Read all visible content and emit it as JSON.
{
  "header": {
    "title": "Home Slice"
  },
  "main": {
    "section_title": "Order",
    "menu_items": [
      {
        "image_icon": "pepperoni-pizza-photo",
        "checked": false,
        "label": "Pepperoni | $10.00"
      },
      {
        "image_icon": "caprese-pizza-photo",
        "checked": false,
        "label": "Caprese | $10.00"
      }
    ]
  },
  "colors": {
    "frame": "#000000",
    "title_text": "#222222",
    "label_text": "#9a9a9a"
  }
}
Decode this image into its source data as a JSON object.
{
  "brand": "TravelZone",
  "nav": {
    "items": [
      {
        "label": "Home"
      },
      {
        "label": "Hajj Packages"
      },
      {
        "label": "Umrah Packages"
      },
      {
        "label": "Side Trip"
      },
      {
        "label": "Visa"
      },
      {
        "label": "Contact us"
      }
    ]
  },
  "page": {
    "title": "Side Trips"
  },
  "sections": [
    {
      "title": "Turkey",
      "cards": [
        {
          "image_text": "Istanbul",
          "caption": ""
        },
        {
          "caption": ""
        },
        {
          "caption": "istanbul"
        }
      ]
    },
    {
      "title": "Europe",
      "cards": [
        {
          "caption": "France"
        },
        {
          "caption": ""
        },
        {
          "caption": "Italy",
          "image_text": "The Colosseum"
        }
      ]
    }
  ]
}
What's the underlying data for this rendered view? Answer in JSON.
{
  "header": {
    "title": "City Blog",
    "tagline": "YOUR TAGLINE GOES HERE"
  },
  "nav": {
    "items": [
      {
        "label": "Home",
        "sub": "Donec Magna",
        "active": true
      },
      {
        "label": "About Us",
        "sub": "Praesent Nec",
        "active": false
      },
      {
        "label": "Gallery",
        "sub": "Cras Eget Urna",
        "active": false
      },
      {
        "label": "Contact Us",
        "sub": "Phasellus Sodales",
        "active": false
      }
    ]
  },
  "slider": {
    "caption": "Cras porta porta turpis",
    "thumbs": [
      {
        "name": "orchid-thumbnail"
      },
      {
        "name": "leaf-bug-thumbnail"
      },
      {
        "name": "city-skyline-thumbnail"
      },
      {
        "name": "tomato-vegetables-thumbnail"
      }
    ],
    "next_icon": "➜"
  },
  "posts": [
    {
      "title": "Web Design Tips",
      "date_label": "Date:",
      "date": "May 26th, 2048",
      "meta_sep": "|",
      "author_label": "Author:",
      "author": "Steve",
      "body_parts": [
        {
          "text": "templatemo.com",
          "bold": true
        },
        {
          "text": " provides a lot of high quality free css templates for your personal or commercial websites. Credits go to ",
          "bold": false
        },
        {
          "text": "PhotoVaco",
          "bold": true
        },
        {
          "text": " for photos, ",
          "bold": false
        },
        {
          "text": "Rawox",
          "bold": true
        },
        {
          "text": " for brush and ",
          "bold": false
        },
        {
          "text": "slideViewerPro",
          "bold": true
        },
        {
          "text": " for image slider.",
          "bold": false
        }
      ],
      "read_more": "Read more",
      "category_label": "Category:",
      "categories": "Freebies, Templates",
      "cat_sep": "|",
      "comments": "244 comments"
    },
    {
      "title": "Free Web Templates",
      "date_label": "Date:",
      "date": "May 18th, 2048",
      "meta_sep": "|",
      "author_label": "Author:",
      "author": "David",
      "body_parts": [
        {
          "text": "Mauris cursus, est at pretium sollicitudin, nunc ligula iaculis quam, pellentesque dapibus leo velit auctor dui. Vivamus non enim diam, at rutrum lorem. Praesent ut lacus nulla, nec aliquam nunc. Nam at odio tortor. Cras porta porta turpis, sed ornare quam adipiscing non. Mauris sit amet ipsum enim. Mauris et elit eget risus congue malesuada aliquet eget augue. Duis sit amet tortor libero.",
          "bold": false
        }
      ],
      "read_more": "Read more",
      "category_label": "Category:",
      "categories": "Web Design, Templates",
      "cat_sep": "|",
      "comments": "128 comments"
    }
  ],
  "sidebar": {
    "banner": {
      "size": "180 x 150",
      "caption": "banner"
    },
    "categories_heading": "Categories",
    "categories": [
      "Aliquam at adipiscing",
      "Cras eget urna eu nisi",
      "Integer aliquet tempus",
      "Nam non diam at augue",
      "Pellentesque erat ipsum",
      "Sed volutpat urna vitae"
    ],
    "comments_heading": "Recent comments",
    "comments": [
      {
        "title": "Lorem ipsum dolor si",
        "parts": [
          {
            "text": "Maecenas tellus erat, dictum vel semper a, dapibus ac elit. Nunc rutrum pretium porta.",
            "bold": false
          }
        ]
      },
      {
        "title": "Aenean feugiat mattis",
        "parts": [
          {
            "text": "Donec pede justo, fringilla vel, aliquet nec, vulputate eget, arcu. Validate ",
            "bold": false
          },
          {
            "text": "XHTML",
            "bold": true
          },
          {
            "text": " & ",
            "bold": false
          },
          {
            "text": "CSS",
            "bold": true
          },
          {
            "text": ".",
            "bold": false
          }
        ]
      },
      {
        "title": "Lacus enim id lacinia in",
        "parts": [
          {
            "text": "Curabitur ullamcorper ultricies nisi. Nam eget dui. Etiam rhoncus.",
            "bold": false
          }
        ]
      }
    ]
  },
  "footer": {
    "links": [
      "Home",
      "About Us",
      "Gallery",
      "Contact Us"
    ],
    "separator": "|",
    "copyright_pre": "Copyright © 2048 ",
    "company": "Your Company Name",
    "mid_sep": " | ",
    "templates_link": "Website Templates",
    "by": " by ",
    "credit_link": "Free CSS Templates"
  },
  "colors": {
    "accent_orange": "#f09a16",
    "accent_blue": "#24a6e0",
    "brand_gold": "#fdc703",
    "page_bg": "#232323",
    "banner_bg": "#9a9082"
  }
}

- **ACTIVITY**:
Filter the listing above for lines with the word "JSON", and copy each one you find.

- **RESPONSE**:
Read all visible content and emit it as JSON.
Decode this image into its source data as a JSON object.
What's the underlying data for this rendered view? Answer in JSON.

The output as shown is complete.